To achieve the minimum requirement and be awarded the NCE, the EP students have Option A as the best and most appropriate option available to them.
What does this option A consist of? The EP students (through the advice and guidance of their respective school) will have to take English, French and Mathematics, then choose any THREE subjects from List A and any TWO subjects from List B.
As pointed earlier, the core subjects will be assessed through written examinations whereby the EP students will have to read, understand and interpret the questions. If properly read and understood, they will, then have to produce an answer in the written form. But, many EP students have big reading difficulties – no one can deny this fact – and still bigger writing problems. Consequently, practically none of the EP students will be able to answer correctly the questions on the exam question papers.
The Ministry of Education and the MIE will never agree to this reality because they do not want to show that they were wrong in their design and implementation of the Extended Programme.
Specimen Question Papers for the NCE
The MES has published on its website, specimen question papers for the NCE scheduled for Oct. 2020, but re-scheduled for 30 March to 8 April 2021 because of lockdown. In my report of Nov 2018, that is, one year after the EP has been implemented in secondary schools, based on analysis of data collected from stakeholders, I concluded that that the EP could NOT be given the stamp of approval to go ahead.
But the authorities paid no heed; they were indifferent and unresponsive to criticism (and suggestions) from all sides. Now, the specimen question papers for the NCE have confirmed my apprehensions and also of all those who have shown concerns about the extended programme. I will not be able to produce copies of the specimen papers here (visit the MES website), but I will produce some screenshots to prove that the NCE exams are NOT to the ability of the EP students.
I have chosen one question for each of the three compulsory core subjects viz.

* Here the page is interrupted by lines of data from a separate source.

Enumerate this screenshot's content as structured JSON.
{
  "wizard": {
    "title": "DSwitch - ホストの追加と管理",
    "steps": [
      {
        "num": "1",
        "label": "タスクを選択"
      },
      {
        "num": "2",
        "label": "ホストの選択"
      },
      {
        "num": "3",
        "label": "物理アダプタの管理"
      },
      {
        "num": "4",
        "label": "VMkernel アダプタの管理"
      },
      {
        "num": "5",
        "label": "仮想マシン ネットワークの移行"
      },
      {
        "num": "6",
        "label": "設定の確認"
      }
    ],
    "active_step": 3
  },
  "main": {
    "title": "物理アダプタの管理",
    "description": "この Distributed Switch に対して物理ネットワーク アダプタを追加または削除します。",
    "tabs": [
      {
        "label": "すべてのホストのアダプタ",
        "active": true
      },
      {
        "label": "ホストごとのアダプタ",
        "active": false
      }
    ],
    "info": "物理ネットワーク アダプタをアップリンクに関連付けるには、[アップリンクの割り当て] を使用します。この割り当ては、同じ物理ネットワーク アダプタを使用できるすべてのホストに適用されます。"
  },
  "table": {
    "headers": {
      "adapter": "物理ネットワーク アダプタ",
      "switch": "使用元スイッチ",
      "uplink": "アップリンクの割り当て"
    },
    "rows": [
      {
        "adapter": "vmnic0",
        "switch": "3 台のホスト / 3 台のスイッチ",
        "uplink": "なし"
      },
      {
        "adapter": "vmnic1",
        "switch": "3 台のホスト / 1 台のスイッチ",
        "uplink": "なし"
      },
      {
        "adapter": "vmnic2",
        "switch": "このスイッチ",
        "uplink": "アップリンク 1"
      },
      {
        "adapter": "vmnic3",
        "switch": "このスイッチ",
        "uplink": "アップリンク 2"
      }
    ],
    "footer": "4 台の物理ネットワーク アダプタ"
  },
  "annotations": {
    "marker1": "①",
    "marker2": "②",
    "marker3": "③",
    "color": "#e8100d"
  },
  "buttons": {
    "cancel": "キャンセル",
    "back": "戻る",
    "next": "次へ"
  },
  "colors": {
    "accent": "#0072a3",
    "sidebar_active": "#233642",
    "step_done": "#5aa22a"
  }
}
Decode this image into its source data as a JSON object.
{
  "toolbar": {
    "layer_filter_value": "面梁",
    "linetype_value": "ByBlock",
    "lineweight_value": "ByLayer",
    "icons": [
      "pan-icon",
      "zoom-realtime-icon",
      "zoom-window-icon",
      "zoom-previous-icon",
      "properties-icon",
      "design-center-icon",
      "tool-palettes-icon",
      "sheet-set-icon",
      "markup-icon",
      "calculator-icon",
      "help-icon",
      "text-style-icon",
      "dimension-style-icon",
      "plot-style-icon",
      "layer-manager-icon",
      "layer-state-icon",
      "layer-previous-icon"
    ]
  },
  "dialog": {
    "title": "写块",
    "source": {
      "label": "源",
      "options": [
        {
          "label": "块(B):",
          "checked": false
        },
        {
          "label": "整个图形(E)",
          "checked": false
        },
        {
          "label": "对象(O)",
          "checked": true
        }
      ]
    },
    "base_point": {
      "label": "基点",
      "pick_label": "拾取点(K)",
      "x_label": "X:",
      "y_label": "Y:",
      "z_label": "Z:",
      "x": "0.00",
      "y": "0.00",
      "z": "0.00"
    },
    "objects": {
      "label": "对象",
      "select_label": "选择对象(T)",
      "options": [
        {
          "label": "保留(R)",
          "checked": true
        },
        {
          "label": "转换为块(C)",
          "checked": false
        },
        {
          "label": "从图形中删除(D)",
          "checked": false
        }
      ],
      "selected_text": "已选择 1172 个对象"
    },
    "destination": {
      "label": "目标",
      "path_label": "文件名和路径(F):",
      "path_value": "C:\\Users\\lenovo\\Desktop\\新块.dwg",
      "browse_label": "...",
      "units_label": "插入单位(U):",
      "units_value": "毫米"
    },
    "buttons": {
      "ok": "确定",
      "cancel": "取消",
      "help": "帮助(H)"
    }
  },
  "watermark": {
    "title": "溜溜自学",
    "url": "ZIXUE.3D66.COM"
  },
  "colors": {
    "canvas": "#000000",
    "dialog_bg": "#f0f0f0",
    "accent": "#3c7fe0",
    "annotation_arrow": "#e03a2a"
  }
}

English, French and Mathematics and the questions are reproduced hereunder. Anyone who is familiar and aware of the profile of the EP students, will agree that such questions do NOT meet the ability of the EP students. ONLY the authorities are of a different opinion.
I would wish to add that the Science is split into Biology, Chemistry and Physics and the EP students will have to sit for three different papers, all written exams.
To conclude, I would make an appeal to the Ministry of Education to re-consider the mode of evaluation for the EP students. Mainstream and Extended are two very different streams; how can we evaluate both streams by the same examination. EP students have the same profile as the students of the prevocational stream; they have the same learning difficulties and they come from the same social background.
The PV students were evaluated partly by continuous assessments, which consist of oral and practical assessments carried out in Kreol Morisien to check on acquisition of basic concepts, simple knowledge and desired skills and attitude. The continuous assessments make up to 50% of the total mark. The written exams carry the other 50% of the mark.
All PV students were awarded a Certificate of Achievement to prove that they have completed the 4-year course. That certificate was then replaced by a Certificate of Prevocational Education and was awarded jointly by the MES and the MITD. That certificate was of great use to PV students when applying for semi-skilled jobs.
What about our EP students? They will practically ALL come out, after TEN years of compulsory education as TOTAL FAILURE without any attestation. There is more than one year before the EP students sit for the NCE exams. There is still time to re-consider the whole issue.
Put aside all pride and prejudice and save those EP students. I extend my plea to trade unions, especially those in the education sector. The struggle of trade unions should not ONLY be better pay packet and/or additional fringe benefits. They should also fight for a better service to the respective clientele and the whole nation.
The EP students deserve a better education to safeguard their future in particular and the Mauritian society at large. React now before it is too late.